* _Exercise description_
Among the entries, how many lines carry the string "Servicios"? Give the number and nothing else.

:::

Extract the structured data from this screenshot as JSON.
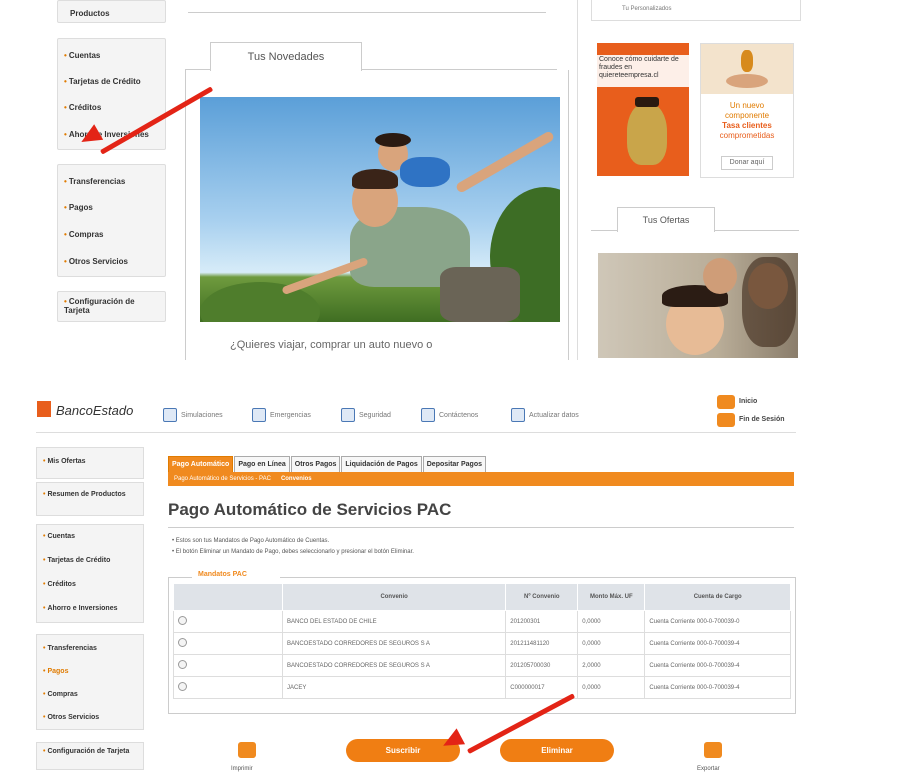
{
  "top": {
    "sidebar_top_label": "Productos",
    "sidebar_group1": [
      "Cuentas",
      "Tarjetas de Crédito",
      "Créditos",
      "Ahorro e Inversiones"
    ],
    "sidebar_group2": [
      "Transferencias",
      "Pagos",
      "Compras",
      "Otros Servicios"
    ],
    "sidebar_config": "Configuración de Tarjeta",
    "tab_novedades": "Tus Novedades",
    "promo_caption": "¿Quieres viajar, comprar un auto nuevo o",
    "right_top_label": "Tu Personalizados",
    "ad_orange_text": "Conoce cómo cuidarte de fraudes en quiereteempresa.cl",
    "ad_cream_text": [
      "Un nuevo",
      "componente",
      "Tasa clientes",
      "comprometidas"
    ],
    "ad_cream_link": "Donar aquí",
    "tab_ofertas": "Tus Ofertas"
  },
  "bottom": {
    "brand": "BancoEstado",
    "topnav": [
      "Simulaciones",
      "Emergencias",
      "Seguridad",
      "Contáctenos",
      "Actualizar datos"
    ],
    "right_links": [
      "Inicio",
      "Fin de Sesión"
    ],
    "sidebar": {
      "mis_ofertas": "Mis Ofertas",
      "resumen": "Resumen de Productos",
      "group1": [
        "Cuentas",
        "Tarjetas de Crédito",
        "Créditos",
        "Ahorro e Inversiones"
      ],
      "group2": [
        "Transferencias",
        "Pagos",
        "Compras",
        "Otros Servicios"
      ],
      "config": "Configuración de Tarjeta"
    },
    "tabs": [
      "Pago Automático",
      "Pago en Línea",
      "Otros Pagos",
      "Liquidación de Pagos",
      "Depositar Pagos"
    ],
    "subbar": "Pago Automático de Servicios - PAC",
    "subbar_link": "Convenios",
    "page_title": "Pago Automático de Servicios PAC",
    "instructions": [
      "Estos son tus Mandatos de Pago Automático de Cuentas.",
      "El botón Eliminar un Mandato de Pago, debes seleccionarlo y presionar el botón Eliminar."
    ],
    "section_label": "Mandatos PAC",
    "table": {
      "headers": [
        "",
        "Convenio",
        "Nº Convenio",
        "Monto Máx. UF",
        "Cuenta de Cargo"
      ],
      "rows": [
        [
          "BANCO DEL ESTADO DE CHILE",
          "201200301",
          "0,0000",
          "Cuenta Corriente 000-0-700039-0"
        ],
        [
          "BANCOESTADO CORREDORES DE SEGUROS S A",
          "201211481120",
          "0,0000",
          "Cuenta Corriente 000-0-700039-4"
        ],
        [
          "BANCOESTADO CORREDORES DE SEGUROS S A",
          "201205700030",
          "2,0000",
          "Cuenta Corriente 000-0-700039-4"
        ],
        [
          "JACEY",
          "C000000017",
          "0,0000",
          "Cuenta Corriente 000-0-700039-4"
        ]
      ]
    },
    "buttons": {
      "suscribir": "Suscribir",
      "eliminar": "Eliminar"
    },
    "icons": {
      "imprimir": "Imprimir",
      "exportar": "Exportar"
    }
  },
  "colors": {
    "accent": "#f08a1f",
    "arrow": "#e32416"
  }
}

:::

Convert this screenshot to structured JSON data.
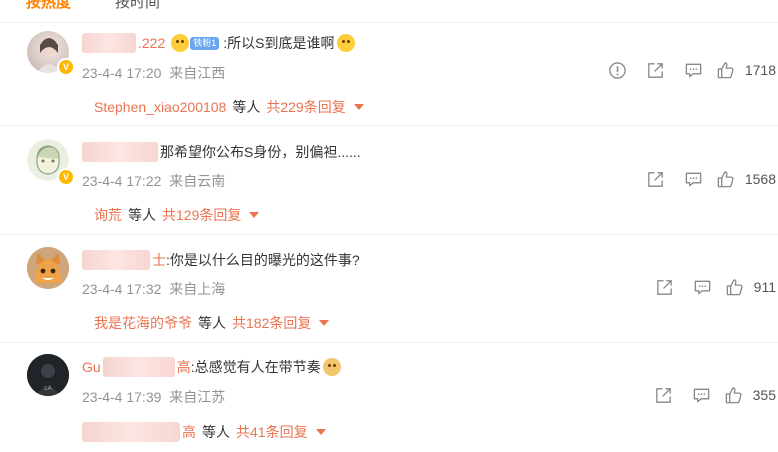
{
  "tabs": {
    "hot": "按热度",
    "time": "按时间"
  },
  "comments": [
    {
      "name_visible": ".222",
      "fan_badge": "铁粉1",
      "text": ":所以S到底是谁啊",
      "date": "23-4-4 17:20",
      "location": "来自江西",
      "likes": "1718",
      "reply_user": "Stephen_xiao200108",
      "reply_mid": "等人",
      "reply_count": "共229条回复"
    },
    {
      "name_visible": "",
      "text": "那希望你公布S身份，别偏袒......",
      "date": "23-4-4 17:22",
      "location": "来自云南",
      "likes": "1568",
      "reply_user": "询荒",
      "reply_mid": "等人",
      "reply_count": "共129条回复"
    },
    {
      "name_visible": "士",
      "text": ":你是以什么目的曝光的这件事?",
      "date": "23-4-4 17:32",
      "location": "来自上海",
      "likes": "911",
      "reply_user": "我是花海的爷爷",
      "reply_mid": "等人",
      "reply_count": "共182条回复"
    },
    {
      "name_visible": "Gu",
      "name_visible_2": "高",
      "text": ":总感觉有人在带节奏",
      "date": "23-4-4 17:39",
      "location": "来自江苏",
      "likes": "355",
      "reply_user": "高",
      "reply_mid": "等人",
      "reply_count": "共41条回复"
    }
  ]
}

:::

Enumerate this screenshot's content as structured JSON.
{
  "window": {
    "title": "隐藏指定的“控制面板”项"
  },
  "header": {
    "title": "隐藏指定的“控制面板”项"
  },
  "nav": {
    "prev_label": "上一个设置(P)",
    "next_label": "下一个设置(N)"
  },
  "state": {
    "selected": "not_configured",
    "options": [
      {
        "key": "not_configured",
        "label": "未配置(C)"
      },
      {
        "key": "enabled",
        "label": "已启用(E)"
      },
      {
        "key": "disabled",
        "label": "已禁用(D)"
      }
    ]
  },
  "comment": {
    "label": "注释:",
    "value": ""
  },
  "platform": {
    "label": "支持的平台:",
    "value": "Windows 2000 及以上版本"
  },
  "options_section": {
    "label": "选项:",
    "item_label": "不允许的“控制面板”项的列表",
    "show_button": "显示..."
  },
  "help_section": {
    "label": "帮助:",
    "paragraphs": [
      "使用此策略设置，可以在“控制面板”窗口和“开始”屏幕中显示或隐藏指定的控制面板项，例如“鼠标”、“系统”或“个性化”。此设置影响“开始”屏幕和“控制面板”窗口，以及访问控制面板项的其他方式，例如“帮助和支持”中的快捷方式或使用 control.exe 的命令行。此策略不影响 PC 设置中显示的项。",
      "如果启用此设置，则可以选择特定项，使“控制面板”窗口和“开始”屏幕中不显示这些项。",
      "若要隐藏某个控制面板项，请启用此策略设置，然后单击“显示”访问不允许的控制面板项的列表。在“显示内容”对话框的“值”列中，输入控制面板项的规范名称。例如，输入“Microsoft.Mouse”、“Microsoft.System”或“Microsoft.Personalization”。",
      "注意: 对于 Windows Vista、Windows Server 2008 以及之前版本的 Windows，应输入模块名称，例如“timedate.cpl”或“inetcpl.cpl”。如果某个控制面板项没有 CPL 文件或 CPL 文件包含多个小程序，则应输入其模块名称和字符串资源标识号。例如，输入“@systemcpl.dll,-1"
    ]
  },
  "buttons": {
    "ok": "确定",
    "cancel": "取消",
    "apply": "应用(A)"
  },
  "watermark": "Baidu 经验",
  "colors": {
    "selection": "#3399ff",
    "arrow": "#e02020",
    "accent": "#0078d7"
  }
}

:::

* _Worked solution_
4